There’s no doubt that Chinese players understood early the likely effects on the entire ferrous supply chain of renewed government stimulus in the form of credit expansion and infrastructure build.
Prices of physical commodities were always going to react higher but the scale and the speed of the price rallies have been unprecedented.
The price of physical iron ore jumped by 20 percent on March 4 and it did so because of the rocketing price on the Dalian exchange, which in turn was being fed by the rocketing price of steel futures in Shanghai.
Steel rebar prices have lost some of their froth but are still trading at levels last seen in January 2015.
The result has been the wholesale reactivation of idled steel production in China. National output jumped from an annualised 736 million tonnes in February to 832 million tonnes in March.
Not only does this run counter to Beijing’s own policy about phasing out surplus steel capacity but it is intensely problematic in the context of escalating criticism and accumulating trade sanctions from other steel-producing countries.
But such, apparently, is the cumulative power of the Dalian and Shanghai day-traders.
It’s ironic that Chinese investors have just found the commodities space when Western investors have lost much of their previous appetite.
Western retail investors never really embraced the host of new products launched at the turn of the decade, preferring to stick with tried and trusted vehicles such as gold exchange-traded funds.
Wholesale investors, meanwhile, became disillusioned both with the theoretical arguments of commodities as portfolio stabilisers and with the more prosaic collapse in commodity prices from their early-decade peaks.
Barclays Capital estimates that assets under management in the commodities sector ended last year at around $160 billion, the lowest level since 2007.
The investment baton, as it were, has been passed to the Chinese investor, who has easier and cheaper access to commodity markets and cares less whether it’s corn or copper as long as it’s moving in the right direction.
And although the day-traders might well take fright at the raft of weapons being used by the country’s exchanges, there’s a sense that the real investment trend in commodities has only just got going.
China’s giant mutual fund industry, estimated to have managed 8.4 trillion yuan ($1.3 trillion) by the end of last year, is showing increasing interest in diversifying away from turbulent stock markets.
Shenzhen-based UBS-SDIC Fund Management in August 2015 launched the first Chinese mutual fund product to invest in local commodities in the form of a ShFE silver futures tracker.
Others are following the same path.
Fortune SG Fund Management is planning a fund to track the Shanghai copper contract, while Huatai-Pine Bridge Investments wants to start a fund to track an index of several agricultural futures.
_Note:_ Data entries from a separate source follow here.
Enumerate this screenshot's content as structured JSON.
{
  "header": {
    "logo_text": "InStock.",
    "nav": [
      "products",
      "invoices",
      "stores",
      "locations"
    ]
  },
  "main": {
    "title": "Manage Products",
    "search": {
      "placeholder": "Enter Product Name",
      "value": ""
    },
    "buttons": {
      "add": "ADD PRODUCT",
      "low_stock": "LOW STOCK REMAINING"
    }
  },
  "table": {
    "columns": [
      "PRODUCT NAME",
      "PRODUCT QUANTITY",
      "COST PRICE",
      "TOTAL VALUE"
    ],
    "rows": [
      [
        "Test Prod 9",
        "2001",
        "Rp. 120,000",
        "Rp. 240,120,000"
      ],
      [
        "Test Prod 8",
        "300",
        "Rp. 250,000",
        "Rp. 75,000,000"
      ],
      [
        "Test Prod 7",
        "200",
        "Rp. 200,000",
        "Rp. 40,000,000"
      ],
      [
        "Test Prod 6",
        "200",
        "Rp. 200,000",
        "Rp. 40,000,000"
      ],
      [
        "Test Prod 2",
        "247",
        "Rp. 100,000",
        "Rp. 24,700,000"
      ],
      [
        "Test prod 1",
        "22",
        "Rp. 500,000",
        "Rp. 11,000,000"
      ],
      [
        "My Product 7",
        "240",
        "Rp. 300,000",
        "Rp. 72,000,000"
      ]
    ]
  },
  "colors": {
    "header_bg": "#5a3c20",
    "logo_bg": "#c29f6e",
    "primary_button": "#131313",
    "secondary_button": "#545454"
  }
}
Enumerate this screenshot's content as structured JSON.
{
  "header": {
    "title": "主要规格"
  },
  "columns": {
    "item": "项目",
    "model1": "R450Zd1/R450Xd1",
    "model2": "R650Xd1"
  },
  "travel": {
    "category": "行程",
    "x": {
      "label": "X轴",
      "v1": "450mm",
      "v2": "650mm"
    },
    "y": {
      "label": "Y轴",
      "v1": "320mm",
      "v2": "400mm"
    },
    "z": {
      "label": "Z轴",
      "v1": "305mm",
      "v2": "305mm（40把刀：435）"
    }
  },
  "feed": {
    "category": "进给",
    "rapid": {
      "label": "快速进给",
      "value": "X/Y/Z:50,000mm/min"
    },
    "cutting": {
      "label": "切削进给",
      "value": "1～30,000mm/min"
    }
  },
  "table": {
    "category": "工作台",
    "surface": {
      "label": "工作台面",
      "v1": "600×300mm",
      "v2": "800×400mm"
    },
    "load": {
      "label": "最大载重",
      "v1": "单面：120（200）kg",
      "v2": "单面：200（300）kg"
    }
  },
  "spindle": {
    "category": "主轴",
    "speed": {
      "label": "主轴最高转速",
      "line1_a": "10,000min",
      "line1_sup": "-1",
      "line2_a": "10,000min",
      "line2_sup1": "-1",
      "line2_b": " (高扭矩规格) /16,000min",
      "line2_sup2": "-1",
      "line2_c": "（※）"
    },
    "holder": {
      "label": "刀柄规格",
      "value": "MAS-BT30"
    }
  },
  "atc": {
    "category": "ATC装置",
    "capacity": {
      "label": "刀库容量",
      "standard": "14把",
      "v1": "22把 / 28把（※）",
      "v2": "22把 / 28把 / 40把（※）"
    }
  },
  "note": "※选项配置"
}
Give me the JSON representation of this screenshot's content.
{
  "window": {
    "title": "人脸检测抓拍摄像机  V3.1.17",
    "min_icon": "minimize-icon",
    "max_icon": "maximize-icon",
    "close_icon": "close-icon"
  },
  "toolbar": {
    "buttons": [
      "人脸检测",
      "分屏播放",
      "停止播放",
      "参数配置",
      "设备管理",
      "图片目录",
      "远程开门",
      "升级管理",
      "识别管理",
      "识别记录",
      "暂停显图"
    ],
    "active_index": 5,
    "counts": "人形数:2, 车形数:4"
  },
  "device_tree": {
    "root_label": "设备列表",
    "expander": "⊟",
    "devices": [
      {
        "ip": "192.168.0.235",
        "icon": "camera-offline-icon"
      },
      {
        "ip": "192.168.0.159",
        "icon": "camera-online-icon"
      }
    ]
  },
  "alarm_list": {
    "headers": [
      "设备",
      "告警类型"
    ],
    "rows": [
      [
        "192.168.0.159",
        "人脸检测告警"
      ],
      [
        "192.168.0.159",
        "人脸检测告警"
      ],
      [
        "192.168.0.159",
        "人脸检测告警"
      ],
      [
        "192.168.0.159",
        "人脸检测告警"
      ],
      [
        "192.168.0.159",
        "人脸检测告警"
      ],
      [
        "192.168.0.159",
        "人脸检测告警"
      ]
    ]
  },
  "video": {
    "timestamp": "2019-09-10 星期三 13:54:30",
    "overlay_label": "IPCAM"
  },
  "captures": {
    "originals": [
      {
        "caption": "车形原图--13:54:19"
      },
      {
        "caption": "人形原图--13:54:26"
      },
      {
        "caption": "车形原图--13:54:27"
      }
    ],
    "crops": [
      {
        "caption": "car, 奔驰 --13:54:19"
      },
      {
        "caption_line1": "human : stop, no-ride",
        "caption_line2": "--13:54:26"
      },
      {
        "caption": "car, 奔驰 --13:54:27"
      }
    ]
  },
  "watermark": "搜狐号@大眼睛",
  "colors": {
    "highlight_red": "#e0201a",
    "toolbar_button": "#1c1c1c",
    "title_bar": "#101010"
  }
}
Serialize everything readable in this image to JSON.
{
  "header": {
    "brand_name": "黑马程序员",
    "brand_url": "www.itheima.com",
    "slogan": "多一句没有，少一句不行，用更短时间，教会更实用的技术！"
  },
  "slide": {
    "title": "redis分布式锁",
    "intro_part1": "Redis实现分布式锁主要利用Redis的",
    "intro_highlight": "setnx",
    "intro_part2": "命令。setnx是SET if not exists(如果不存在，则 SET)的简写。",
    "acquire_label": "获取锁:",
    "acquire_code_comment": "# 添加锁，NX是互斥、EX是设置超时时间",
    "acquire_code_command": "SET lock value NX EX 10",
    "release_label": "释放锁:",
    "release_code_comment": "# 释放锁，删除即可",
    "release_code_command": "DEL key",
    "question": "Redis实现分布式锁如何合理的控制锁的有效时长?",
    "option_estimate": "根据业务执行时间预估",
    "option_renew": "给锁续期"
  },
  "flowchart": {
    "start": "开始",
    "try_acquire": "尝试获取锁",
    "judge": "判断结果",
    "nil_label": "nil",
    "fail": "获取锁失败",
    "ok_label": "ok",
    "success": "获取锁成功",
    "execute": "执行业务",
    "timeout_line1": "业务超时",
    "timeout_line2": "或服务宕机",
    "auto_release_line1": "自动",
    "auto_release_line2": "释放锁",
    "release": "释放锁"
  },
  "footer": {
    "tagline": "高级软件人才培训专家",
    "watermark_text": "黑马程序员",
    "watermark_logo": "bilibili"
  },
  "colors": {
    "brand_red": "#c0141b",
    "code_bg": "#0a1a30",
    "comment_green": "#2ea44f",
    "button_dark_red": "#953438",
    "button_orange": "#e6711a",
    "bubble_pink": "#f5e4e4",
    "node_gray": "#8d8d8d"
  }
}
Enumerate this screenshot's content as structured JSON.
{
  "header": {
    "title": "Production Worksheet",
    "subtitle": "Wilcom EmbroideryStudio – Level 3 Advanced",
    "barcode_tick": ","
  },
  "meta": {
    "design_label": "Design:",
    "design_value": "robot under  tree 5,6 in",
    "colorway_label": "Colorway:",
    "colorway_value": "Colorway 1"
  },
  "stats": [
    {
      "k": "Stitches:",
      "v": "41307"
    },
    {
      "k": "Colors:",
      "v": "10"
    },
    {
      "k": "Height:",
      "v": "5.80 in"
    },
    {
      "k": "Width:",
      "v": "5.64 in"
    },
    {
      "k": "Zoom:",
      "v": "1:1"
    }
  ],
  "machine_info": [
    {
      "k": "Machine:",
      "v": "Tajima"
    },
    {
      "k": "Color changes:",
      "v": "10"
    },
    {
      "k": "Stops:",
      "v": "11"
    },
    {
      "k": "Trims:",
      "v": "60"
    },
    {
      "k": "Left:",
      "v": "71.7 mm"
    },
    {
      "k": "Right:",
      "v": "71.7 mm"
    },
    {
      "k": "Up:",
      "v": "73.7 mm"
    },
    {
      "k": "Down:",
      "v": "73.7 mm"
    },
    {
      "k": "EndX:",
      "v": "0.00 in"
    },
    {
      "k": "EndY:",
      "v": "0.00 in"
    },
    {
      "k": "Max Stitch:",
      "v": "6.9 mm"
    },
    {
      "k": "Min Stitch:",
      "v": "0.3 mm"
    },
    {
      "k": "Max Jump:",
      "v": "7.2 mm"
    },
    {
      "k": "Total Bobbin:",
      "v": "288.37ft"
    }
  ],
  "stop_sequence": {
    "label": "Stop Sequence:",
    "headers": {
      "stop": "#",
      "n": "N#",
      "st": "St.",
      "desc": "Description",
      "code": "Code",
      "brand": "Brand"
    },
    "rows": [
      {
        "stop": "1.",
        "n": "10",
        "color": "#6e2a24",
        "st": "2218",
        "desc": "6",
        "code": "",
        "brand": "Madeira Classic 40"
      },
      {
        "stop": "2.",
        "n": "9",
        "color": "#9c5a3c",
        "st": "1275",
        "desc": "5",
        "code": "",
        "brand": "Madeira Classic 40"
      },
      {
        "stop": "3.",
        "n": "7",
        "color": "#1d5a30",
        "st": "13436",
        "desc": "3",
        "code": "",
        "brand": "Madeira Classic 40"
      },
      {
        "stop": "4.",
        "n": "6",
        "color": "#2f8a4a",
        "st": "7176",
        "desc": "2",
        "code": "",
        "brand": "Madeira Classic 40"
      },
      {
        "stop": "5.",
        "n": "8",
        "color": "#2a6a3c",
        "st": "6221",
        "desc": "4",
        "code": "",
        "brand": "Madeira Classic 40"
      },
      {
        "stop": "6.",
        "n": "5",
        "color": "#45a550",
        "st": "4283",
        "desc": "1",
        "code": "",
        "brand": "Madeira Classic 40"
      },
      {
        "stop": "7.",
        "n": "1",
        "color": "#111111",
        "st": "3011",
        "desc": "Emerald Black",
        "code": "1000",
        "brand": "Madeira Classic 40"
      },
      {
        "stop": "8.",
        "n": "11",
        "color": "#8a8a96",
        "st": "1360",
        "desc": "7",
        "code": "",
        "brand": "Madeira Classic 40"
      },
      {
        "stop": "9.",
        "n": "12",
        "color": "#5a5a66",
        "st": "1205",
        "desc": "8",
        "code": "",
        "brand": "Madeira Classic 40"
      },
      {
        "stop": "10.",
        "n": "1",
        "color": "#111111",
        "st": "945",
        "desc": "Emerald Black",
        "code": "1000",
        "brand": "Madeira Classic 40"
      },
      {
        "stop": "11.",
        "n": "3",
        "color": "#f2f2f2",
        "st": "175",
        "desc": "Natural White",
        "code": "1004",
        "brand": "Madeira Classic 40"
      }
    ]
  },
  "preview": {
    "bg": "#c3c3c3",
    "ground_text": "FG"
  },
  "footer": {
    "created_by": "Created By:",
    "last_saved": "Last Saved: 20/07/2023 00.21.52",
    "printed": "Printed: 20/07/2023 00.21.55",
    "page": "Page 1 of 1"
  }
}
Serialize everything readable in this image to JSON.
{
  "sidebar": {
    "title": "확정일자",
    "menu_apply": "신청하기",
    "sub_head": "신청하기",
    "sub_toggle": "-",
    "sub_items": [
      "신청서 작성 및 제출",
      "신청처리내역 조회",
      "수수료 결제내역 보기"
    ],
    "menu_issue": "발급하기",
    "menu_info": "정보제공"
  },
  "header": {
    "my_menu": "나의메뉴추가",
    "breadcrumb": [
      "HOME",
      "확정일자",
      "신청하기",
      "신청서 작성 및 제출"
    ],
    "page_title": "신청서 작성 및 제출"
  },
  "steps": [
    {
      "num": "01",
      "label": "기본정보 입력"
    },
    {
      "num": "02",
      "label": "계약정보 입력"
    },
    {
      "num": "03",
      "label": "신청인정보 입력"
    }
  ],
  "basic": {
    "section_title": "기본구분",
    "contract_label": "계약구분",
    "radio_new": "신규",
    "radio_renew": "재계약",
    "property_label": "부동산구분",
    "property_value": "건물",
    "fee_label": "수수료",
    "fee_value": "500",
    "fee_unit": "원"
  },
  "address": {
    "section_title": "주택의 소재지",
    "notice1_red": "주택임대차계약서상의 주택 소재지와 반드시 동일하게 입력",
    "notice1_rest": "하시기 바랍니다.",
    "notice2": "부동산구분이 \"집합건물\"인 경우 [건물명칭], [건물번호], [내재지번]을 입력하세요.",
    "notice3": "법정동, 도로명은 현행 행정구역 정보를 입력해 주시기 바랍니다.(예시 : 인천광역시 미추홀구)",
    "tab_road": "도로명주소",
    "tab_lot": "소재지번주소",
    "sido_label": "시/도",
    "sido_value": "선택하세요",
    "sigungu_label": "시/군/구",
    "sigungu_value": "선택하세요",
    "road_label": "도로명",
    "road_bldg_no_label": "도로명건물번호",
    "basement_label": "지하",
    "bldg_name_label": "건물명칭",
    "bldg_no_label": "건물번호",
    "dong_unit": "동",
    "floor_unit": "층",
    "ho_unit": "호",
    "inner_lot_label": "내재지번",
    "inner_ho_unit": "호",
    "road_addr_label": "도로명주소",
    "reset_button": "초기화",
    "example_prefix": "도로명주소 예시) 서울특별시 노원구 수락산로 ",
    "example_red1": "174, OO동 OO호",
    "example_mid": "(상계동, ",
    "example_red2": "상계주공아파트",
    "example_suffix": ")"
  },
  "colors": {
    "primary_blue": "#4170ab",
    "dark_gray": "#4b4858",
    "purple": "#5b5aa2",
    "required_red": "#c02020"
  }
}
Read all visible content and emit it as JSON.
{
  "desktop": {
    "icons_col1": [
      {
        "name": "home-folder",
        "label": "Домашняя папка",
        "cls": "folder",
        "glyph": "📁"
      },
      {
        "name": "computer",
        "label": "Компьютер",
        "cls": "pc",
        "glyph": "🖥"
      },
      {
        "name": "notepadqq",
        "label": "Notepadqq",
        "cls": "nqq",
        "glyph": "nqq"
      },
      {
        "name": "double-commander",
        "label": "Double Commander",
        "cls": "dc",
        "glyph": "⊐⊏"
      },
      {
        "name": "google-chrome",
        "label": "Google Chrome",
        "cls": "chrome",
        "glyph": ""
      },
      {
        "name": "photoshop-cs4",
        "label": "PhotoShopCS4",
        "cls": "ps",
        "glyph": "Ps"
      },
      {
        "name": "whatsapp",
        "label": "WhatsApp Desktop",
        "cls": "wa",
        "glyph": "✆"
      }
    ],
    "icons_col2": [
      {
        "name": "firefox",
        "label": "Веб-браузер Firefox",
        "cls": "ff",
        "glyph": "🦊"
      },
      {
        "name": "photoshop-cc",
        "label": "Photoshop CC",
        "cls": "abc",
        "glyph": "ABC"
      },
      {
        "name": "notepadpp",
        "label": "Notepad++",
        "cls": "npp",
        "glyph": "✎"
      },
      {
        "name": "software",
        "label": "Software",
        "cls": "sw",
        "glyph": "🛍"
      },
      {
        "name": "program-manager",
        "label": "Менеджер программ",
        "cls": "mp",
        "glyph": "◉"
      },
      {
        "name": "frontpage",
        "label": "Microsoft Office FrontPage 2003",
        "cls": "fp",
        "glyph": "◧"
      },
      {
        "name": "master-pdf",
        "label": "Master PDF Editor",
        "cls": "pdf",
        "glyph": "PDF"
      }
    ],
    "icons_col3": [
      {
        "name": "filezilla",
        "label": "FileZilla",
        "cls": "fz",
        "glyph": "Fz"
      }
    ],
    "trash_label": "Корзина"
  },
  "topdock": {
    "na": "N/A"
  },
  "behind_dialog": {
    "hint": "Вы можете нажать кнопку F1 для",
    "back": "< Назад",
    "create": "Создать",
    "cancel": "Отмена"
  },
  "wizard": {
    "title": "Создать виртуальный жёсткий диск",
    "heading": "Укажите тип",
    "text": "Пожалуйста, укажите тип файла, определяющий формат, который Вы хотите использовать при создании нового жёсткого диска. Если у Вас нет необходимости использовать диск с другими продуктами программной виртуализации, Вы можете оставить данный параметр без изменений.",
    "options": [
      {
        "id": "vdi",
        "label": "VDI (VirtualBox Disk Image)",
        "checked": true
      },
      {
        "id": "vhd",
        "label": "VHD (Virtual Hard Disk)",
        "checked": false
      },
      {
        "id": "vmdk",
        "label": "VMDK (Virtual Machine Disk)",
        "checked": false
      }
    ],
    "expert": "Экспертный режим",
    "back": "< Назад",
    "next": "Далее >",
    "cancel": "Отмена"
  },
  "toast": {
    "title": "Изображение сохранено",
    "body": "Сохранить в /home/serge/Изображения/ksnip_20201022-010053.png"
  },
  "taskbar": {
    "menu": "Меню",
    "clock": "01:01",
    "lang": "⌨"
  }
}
The Chinese commodities investment genie is well and truly loose and the authorities are going to have a tough time putting it back in the bottle.
Editing by David Evans